A Border Force agent has been left with 'potentially life-altering nerve damage to his shoulder, a source told GB News
A Channel migrant is under investigation after an incident in which Border Force and private security officers were allegedly attacked and assaulted.
GB News has been told the incident took place on Friday, as a group of around 40 asylum seekers were being transferred by a Border Force chartered bus from Dover harbour.
The bus was travelling to the military site at Manston in Kent, where Border Force operates a Channel migrant processing facility.
A source has told GB News that one of the migrants launched what he described as an “unprovoked attack” on two Border Force officers, and an Interforce private security officer.
The 21-year-old migrant was arrested by officers from Kent police after the bus reached Manston airport.
The source claims a male Border Force officer has been left with “potentially life-altering nerve damage to his shoulder.”
A female Border Force officer was left with “extensive bruising” and the Interforce officer was allegedly bitten.
The source said that, although assaults were rare, migrants being transferred to Manston are not routinely handcuffed, even though they are initially placed under arrest.
He said: “Only a handful of Border Force officers and security staff are assigned to each bus.
"Those officers I’ve spoken to are amazed these incidents aren’t more frequent.”
A Home Office spokesperson said: “We do not comment on live police investigations.
"The safety of our officers is our utmost priority.“
"All small boats operational activities are risk assessed and are subject to review in the rare instances when incidents do occur. To suggest otherwise is completely wrong.”

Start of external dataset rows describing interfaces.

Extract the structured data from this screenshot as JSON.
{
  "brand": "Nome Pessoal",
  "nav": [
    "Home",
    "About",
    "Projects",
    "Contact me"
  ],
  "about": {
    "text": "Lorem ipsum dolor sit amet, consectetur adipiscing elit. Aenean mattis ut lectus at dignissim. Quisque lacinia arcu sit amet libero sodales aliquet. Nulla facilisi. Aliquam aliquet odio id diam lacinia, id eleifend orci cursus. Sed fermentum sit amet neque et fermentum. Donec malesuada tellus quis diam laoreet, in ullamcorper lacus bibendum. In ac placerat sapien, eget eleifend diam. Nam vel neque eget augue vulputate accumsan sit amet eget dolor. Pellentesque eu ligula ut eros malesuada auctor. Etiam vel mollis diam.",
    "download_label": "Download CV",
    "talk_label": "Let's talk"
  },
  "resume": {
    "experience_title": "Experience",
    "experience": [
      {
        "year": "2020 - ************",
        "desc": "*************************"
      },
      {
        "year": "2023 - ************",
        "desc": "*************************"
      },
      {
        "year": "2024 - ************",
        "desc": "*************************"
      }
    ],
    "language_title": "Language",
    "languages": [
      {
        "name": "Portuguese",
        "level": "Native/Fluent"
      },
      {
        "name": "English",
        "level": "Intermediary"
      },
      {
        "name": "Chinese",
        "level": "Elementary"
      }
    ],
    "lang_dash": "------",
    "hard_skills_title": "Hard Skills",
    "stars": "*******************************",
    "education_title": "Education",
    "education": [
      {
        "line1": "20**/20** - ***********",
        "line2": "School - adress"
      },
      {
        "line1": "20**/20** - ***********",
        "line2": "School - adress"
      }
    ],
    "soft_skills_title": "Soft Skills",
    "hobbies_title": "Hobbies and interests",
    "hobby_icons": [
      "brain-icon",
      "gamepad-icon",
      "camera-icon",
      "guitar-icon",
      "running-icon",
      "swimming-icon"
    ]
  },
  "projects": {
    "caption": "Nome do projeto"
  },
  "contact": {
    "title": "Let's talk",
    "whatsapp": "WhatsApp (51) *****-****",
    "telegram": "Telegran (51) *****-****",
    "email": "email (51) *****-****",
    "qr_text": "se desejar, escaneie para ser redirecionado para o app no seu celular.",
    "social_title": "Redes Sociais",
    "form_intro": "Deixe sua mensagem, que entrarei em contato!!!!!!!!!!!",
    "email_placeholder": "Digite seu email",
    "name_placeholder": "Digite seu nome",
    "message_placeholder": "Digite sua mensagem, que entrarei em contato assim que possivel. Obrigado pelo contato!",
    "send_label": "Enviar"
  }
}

GB News has been told that there were just two reported assaults on Border Force staff at Dover harbour in the whole of last year.
It is understood that a review of the latest incident between Dover and Manston has been carried out and lessons have been learned in terms of trying to identify potentially disruptive individuals.